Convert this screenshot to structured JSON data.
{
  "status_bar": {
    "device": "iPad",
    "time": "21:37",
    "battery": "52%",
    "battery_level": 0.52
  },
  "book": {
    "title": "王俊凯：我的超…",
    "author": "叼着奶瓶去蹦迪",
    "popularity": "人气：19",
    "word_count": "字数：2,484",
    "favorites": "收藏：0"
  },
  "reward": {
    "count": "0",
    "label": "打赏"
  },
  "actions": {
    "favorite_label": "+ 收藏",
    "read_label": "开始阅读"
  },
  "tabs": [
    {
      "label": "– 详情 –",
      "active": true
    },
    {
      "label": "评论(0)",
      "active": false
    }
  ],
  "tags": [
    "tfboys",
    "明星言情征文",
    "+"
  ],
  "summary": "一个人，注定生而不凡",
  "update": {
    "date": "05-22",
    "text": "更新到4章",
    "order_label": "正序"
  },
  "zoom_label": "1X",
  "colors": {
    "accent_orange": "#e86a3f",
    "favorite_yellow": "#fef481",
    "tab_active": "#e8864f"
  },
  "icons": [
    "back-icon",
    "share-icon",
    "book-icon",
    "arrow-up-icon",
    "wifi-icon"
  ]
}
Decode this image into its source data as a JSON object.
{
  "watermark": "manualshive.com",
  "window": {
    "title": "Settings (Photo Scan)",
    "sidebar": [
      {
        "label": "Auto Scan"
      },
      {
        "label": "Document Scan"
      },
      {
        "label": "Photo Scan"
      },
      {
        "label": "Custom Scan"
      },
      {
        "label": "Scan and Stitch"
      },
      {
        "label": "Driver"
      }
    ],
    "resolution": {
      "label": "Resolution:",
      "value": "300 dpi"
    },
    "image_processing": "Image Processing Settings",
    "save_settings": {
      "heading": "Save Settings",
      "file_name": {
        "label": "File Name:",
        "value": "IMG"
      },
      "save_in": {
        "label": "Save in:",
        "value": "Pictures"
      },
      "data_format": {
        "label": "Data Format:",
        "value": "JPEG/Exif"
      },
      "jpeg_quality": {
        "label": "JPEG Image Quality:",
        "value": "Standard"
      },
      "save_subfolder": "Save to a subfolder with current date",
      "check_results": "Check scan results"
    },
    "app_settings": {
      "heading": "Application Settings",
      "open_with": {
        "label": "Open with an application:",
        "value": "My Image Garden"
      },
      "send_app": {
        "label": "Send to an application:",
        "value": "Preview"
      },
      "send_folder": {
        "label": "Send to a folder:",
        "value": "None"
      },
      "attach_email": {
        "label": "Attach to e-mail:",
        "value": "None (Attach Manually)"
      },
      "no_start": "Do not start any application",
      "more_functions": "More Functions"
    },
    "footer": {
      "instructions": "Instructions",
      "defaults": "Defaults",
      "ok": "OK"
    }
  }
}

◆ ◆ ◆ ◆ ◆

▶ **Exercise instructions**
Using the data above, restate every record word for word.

▶ **Exercise output**
Convert this screenshot to structured JSON data.
{
  "status_bar": {
    "device": "iPad",
    "time": "21:37",
    "battery": "52%",
    "battery_level": 0.52
  },
  "book": {
    "title": "王俊凯：我的超…",
    "author": "叼着奶瓶去蹦迪",
    "popularity": "人气：19",
    "word_count": "字数：2,484",
    "favorites": "收藏：0"
  },
  "reward": {
    "count": "0",
    "label": "打赏"
  },
  "actions": {
    "favorite_label": "+ 收藏",
    "read_label": "开始阅读"
  },
  "tabs": [
    {
      "label": "– 详情 –",
      "active": true
    },
    {
      "label": "评论(0)",
      "active": false
    }
  ],
  "tags": [
    "tfboys",
    "明星言情征文",
    "+"
  ],
  "summary": "一个人，注定生而不凡",
  "update": {
    "date": "05-22",
    "text": "更新到4章",
    "order_label": "正序"
  },
  "zoom_label": "1X",
  "colors": {
    "accent_orange": "#e86a3f",
    "favorite_yellow": "#fef481",
    "tab_active": "#e8864f"
  },
  "icons": [
    "back-icon",
    "share-icon",
    "book-icon",
    "arrow-up-icon",
    "wifi-icon"
  ]
}
Decode this image into its source data as a JSON object.
{
  "watermark": "manualshive.com",
  "window": {
    "title": "Settings (Photo Scan)",
    "sidebar": [
      {
        "label": "Auto Scan"
      },
      {
        "label": "Document Scan"
      },
      {
        "label": "Photo Scan"
      },
      {
        "label": "Custom Scan"
      },
      {
        "label": "Scan and Stitch"
      },
      {
        "label": "Driver"
      }
    ],
    "resolution": {
      "label": "Resolution:",
      "value": "300 dpi"
    },
    "image_processing": "Image Processing Settings",
    "save_settings": {
      "heading": "Save Settings",
      "file_name": {
        "label": "File Name:",
        "value": "IMG"
      },
      "save_in": {
        "label": "Save in:",
        "value": "Pictures"
      },
      "data_format": {
        "label": "Data Format:",
        "value": "JPEG/Exif"
      },
      "jpeg_quality": {
        "label": "JPEG Image Quality:",
        "value": "Standard"
      },
      "save_subfolder": "Save to a subfolder with current date",
      "check_results": "Check scan results"
    },
    "app_settings": {
      "heading": "Application Settings",
      "open_with": {
        "label": "Open with an application:",
        "value": "My Image Garden"
      },
      "send_app": {
        "label": "Send to an application:",
        "value": "Preview"
      },
      "send_folder": {
        "label": "Send to a folder:",
        "value": "None"
      },
      "attach_email": {
        "label": "Attach to e-mail:",
        "value": "None (Attach Manually)"
      },
      "no_start": "Do not start any application",
      "more_functions": "More Functions"
    },
    "footer": {
      "instructions": "Instructions",
      "defaults": "Defaults",
      "ok": "OK"
    }
  }
}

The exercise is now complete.